“Please let me get what I want, I’m begging you.” This guy could never understand, never know what it feels like to love someone and have to let go; because if he did he’d relent.
His firm stance and folded arms tell me I need another tactic. I consider ambush, but I don’t have the energy. I close my eyes, release a breath, and try again. “Can’t I have five minutes? I just want to see Paul,” I say.
No doubt this is what nurses and doctors witness every day—frantic, desperate people, with their plea bargains and threats, people who want nothing more than to spend eternity with those behind the doors of this facility.
“Fine.” The man in navy scrubs says as he removes his gloves. His voice is weary, his eyes are bloodshot.
I take a step forward, relieved he’s finally softened, that he realizes how important this time is, even though visiting hours ended at 8:30 and it’s 8:36. But as I attempt to go around him, he stops me and suggest I sit. I don’t want to sit. Paul needs me.
A wail erupts from someone’s throat. The sound echoes down the hall as a hand squeezes my shoulder, or possibly my chest. So many hands—on me, on Paul. Pushing and pushing.

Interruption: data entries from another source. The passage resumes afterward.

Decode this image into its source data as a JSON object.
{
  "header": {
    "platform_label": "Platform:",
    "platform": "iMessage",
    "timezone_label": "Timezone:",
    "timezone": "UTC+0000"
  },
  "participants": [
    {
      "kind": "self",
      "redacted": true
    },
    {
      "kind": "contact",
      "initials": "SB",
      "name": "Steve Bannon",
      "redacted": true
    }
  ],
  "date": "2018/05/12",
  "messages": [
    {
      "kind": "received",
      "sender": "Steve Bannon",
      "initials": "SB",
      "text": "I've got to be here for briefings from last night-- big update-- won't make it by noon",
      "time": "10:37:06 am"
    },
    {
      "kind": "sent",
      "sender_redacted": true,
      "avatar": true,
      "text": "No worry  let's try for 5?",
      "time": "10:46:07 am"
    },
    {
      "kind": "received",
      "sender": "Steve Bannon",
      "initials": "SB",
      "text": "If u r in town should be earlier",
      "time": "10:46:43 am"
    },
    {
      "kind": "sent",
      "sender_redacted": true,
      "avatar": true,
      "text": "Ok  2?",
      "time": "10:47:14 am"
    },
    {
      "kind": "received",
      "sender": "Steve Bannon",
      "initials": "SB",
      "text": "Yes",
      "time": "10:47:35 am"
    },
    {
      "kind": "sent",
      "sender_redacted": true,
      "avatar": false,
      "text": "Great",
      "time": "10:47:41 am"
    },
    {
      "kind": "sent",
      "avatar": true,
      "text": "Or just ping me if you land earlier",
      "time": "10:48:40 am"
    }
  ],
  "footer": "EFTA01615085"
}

A grief counselor? Is that who the guy in the navy scrubs said he was sending? Have I really been here that long, in this lobby?
“How are you feeling?”

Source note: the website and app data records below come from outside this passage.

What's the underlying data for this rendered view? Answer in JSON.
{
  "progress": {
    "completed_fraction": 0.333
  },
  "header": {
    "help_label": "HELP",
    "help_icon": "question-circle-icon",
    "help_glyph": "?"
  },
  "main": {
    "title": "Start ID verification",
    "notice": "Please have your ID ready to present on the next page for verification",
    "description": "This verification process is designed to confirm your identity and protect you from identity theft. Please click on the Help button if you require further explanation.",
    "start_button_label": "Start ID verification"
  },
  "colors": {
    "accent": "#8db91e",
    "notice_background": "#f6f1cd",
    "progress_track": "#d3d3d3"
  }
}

I’ve never understood that question, never understood time for that matter. Like, how we think we have forever when we barely have today. Or how it feels as though my heart has broken in two.

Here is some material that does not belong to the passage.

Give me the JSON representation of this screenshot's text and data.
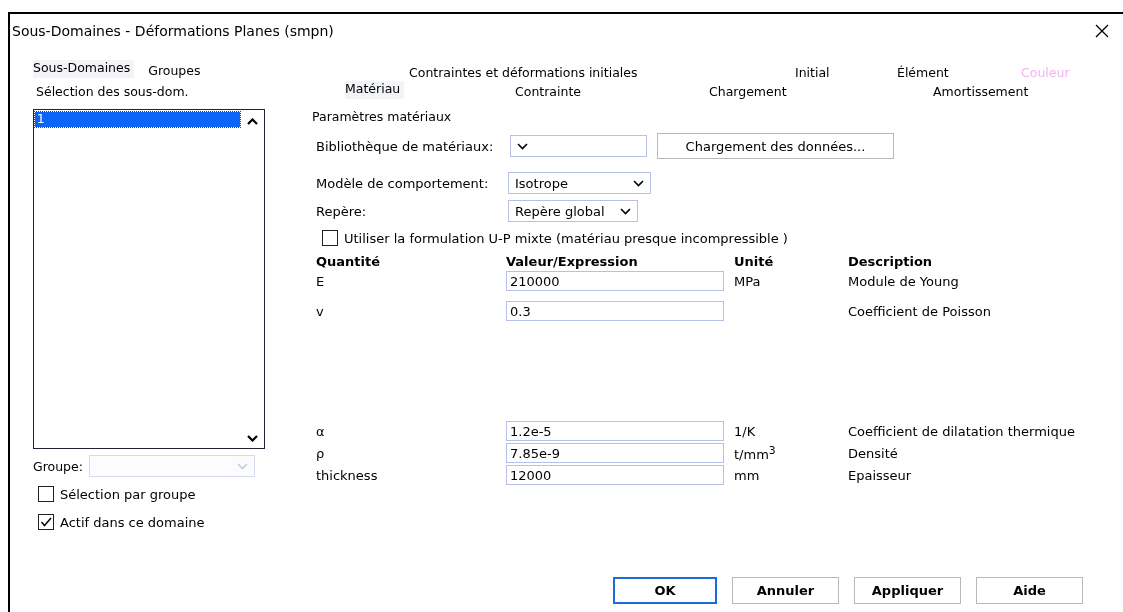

This super short story came from prompt #500 in the book, Lost the Plot? 500 Writing Prompts and How to Use Them, by Adam Maxwell.